* **What the task requires**
Read through the lines below and copy the ones holding the string "thundertest".

= = = = =

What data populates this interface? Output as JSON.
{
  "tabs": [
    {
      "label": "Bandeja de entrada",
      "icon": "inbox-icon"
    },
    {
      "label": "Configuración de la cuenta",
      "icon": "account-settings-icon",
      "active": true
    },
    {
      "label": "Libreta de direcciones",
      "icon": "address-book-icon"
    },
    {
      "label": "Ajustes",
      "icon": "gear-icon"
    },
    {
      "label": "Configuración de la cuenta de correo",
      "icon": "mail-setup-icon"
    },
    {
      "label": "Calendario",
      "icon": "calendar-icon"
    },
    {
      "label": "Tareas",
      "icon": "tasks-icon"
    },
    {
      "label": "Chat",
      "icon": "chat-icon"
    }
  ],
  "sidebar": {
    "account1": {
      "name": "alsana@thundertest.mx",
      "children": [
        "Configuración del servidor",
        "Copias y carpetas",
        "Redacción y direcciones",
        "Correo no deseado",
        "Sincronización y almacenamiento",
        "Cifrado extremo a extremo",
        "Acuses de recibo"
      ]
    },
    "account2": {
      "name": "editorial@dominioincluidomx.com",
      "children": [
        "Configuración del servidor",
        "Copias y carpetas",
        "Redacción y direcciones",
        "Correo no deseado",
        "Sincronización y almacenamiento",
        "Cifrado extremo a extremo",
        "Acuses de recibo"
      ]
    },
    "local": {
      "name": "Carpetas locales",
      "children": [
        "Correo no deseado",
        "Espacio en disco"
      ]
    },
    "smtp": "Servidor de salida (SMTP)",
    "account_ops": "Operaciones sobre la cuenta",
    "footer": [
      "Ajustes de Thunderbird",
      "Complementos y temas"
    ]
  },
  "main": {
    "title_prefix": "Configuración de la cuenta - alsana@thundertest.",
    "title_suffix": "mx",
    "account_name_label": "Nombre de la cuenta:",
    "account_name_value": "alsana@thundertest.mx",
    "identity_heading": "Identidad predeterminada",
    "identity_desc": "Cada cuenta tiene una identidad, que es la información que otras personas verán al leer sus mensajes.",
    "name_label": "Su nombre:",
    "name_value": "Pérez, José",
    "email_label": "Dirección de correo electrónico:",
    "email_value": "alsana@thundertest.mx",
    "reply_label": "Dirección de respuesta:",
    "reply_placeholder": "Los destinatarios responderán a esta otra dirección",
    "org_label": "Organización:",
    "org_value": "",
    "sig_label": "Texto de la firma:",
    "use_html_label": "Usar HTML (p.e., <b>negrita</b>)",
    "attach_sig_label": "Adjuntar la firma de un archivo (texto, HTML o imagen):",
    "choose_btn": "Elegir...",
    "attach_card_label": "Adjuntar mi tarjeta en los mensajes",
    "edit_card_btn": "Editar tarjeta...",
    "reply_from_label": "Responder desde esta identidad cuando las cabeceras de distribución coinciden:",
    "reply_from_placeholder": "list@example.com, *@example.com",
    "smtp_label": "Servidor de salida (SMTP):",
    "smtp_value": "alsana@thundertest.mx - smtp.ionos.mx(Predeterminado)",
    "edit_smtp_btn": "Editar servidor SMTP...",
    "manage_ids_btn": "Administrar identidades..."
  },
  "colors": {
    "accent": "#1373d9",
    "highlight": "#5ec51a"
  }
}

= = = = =

* **Final answer**
      "name": "alsana@thundertest.mx",
    "title_prefix": "Configuración de la cuenta - alsana@thundertest.",
    "account_name_value": "alsana@thundertest.mx",
    "email_value": "alsana@thundertest.mx",
    "smtp_value": "alsana@thundertest.mx - smtp.ionos.mx(Predeterminado)",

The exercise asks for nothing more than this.